The Technical Advisor to Britain’s DfID within the Parastatal Sector Reform Commission (PSRC) was quoted as admitting that the problem with the water supply system was so acute that “We didn’t actually talk about poverty alleviation.” No Poverty and Social Impact Analysis (PSIA) had been undertaken prior to the reforms, making it very difficult to assess the likely impact on the poor. One senior World Bank official noted that “All of Dar es Salaam is poor, so anything which helps to provide more water in Dar es Salaam will automatically help the poor. Unplanned settlements, where 80% of the population live, will be left to local NGOs under a ‘Community Water Supply and Sanitation Project’ subcomponent which will account for only 2% of the total expenditure…. In other words, donor resources, and the Tanzanian government’s current and future tax revenues, will be used to fund a project in which 98% of the money will be spent on the richest 20% of the population.”
Under a new Community Water Supply and Sanitation Project , NGOs, including WaterAid, Care and Plan International, will be subcontracted to carry out water projects in low income areas which are unlikely to be served by the piped network for some time.
Responding to the criticisms in the ActionAid Report, Biwater told Tanzanian Affairs that over the year in which City Water had been running the operation, there had been a vast number of improvements:
* Water quality had improved; outbreaks of cholera were lower; water prices for the poorest customers had been reduced;
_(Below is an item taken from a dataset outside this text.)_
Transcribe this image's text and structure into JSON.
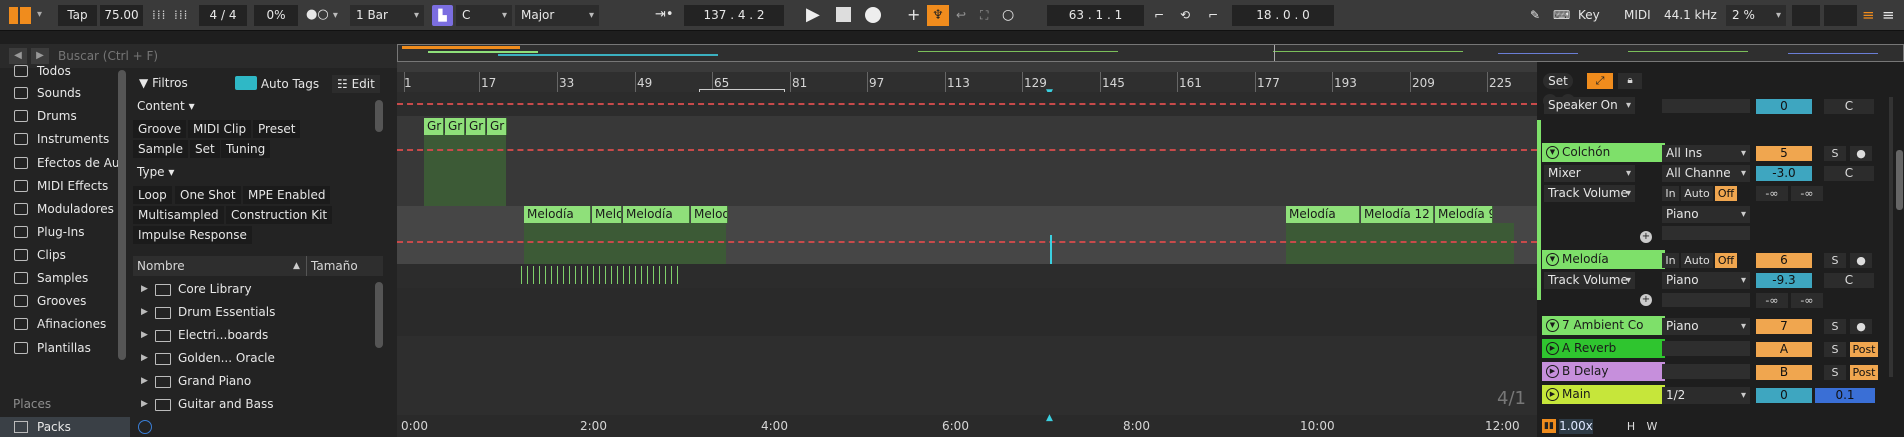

* The project had brought with it $164 million (over five years) to a system which had been neglected for over 30 years when it was in the public sector;
* The project would bring water to all areas of Dar es Salaam;
* The project had only been in operation for one year and the
investment programme was only just getting under way;
* The water supplied by City Water was less than 10% of the price of that bought by the bucket;
* Over 500,000 people were now receiving water who had not been receiving water in the past;
* 8,000 meters had been installed and new pumps were now
working at the treatment plants. Very real improvements would be noticed over the next 2 years.
A Government Response
Professor Gelase Mutahaba, Senior Advisor in President Mkapa’s Office, when he addressed the Annual Meeting of the Britain Tanzania Society in October, was highly critical of the ActionAid report. He pointed out that the expansion of the city and a prolonged lack of maintenance while the system was under government control, made a rapid overhaul of the whole system essential. His personal experience was that last year there had been hardly any supply to his house. Now he was getting water three times a week. The private sector was best equipped to undertake the major overhaul needed. He felt that ActionAid had failed to take account of the complexity of the issues. In response to a concern expressed at the meeting about the dominance of the major donors, particularly the World Bank, he said that the Government had taken the initiative in the past few years in defining Tanzania’s assistance strategy and this had not been subject to the perceived priorities of donors. A genuine partnership had been built up.
ActionAid report “Turning off the Taps” available at www.actionaid.org.uk
WaterAid report “Prospects for the Poor” avilable at www.wateraid.org.uk